Copy out each line below containing "this".

Data extracts –
○ ○ ○ ○ ○

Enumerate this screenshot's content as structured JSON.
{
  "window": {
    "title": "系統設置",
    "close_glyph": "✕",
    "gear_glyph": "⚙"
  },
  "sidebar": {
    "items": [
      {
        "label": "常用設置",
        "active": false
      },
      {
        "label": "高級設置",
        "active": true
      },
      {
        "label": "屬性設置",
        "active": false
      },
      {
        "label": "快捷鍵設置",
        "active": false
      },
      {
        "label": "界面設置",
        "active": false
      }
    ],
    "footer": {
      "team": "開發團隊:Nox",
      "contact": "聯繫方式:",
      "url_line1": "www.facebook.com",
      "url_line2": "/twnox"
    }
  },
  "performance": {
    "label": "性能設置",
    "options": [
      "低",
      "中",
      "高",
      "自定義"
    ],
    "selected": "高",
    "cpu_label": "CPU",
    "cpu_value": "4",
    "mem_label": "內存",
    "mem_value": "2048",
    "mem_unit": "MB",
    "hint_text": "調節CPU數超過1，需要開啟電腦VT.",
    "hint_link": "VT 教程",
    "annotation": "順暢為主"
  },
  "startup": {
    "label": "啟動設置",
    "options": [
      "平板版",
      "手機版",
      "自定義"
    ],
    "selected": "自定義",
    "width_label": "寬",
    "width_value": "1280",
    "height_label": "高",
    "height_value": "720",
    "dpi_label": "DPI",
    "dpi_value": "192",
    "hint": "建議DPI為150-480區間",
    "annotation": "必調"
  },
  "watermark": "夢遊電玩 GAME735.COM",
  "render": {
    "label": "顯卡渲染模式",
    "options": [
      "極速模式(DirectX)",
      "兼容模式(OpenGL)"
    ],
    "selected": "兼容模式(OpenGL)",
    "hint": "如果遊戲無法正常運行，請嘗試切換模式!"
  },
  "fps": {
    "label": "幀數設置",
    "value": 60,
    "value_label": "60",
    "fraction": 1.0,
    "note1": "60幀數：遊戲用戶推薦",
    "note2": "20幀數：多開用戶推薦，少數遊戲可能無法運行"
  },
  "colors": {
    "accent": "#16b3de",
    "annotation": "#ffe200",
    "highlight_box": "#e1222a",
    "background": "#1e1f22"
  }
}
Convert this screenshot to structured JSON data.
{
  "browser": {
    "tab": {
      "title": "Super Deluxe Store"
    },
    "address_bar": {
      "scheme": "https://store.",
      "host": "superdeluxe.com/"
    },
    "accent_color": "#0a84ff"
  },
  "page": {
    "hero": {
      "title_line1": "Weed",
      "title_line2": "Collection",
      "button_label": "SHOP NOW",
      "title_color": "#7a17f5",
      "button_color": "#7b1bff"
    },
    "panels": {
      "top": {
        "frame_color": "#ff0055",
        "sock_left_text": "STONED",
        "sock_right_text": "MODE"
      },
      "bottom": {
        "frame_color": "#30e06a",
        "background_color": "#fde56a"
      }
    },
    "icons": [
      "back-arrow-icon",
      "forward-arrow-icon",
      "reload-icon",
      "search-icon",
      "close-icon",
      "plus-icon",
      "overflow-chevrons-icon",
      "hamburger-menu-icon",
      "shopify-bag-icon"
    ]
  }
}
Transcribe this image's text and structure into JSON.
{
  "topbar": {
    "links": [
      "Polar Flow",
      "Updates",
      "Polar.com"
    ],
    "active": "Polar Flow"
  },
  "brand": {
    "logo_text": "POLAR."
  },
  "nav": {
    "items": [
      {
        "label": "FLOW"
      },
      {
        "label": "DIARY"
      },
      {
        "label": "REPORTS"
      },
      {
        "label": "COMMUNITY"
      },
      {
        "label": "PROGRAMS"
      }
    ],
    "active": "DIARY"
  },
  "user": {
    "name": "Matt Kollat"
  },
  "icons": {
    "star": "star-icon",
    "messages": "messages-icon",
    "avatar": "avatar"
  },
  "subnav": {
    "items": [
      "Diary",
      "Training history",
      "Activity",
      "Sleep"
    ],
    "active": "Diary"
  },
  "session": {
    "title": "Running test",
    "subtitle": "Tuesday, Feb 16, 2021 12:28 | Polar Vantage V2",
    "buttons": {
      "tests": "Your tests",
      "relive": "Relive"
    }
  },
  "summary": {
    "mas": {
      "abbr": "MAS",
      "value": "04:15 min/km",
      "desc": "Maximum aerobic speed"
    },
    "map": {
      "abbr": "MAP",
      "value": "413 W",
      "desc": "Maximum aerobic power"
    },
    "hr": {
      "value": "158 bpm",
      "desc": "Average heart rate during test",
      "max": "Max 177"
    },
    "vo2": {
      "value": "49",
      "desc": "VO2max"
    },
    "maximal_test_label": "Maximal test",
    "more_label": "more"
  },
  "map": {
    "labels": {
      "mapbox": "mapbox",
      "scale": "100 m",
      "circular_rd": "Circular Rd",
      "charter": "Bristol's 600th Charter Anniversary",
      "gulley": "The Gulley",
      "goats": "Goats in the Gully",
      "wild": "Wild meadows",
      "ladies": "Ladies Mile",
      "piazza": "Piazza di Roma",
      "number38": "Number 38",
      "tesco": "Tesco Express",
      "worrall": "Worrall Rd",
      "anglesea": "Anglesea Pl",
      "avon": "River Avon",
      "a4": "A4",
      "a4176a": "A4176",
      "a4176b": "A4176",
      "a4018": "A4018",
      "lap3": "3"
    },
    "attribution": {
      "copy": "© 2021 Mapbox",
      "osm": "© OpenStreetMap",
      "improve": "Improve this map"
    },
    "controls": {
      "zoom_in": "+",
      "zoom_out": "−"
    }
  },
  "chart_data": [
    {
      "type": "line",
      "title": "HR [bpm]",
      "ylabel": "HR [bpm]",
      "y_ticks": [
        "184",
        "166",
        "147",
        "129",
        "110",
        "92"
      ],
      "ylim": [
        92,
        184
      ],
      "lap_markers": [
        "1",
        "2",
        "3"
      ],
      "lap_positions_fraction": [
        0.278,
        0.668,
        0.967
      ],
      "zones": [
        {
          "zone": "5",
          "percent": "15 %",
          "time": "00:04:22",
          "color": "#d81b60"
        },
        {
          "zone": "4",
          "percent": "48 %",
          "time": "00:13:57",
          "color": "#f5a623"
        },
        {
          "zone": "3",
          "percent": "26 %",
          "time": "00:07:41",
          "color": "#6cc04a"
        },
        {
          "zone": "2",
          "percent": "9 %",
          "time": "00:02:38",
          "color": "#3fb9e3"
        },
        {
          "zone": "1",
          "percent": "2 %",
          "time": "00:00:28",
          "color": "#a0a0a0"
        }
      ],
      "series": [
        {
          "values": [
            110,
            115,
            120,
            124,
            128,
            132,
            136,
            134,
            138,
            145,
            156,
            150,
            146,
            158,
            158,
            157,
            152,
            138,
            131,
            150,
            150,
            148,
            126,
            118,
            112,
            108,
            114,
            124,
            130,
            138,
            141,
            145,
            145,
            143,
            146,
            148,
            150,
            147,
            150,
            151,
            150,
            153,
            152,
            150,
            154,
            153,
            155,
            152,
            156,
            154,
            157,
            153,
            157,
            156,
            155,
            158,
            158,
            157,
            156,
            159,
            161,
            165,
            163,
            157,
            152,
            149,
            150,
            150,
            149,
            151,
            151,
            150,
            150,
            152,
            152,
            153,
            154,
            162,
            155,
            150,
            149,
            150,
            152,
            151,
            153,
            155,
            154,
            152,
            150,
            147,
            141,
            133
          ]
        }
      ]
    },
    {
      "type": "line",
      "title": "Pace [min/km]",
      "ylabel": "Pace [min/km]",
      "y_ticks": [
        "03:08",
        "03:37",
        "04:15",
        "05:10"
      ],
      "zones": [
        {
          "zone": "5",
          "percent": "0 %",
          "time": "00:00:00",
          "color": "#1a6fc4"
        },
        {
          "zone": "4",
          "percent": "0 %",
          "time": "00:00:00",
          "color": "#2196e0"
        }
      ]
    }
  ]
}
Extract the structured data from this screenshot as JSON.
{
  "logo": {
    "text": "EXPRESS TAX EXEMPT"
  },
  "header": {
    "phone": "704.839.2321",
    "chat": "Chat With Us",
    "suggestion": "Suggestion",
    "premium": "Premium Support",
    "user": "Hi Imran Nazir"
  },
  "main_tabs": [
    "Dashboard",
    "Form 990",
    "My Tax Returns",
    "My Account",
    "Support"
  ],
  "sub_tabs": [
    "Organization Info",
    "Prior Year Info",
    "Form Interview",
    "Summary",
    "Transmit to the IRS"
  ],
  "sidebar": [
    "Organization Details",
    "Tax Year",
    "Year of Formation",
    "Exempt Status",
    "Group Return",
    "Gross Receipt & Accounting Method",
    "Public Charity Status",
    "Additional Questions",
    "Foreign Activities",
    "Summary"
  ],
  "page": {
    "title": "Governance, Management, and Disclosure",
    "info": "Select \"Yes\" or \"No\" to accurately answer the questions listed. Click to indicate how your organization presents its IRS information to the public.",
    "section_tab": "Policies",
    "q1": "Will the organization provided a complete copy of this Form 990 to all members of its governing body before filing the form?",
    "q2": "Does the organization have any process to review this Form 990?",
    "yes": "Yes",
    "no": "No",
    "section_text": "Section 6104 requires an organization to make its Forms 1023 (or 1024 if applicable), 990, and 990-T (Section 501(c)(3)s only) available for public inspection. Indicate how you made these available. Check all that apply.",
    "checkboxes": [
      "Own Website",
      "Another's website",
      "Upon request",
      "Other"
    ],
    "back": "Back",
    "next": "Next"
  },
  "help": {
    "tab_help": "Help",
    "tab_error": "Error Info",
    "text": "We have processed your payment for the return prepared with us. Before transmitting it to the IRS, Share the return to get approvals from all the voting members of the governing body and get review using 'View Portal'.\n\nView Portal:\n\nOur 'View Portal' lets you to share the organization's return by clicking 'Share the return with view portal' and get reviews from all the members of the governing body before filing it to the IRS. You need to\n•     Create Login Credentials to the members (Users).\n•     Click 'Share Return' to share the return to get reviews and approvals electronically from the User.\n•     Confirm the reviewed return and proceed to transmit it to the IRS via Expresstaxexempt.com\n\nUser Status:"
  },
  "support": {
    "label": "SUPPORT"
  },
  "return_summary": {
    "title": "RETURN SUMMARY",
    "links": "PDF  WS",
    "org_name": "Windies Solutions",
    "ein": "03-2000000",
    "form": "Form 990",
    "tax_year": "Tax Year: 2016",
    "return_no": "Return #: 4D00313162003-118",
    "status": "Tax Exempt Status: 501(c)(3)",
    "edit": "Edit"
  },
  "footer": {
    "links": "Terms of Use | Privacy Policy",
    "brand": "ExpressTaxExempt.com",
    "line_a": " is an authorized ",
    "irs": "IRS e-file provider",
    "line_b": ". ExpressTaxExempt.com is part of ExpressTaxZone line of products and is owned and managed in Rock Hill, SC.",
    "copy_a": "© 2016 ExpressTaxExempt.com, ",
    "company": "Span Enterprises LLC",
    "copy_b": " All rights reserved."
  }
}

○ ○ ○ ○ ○

Your response –
Enumerate this screenshot's content as structured JSON.
Convert this screenshot to structured JSON data.
Transcribe this image's text and structure into JSON.
      "improve": "Improve this map"
Extract the structured data from this screenshot as JSON.
    "q1": "Will the organization provided a complete copy of this Form 990 to all members of its governing body before filing the form?",
    "q2": "Does the organization have any process to review this Form 990?",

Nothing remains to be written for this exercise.